A Hole in the Fence, Walt McClements’ forthcoming debut album for Chicago label American Dreams, takes after a number of recent records channeling the buzzing textures of the organ to create ambient and drone music. But with one important difference: McClements plays the accordion, an instrument most frequently encountered in the context of norteño, polka, Balkan music, and other regional styles. While the accordion is rarely heard in ambient music, the hand-held keyboard instrument is related to the harmonium and pump organ; it works according to the same principle, pushing air across small strips of vibrating metal, called reeds.

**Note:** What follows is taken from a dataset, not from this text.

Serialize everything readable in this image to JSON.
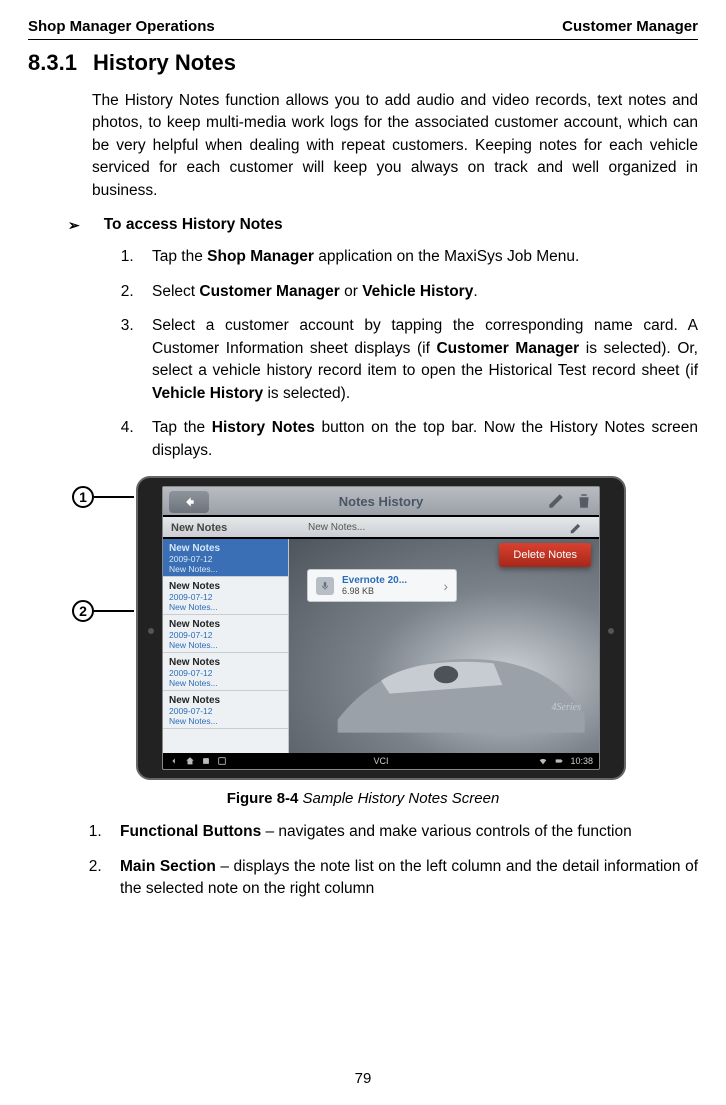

On “Thresholds (through a hole in the fence),” the Los Angeles musician makes the most of the instrument’s microtonal possibilities, drawing out long held chords into shimmering expanses reminiscent of Kali Malone, Tim Hecker, or Áine O’Dwyer.
It’s unclear just how McClements is creating these sounds—whether he is using electronic processing, or perhaps layering multiple recordings, to accentuate colliding overtones. The mood is at once serene and lightly electrifying; a sense of nervous energy drives a sequence of blippy, staccato tones that suggest Morse code. Perhaps that resemblance is not accidental: The song’s title refers to McClements’ history hopping trains—in this case, the “threshold” where the train rider ducks furtively from the street into the netherworld of the train yards. It’s a subculture of word-of-mouth information, wisdom scrawled on walls—codes to be deciphered, at least for those who know how to decrypt them. For the rest of us, “Thresholds (through a hole in the fence)” is a moving journey, an invitation to be carried on waves of sound to an unfamiliar destination.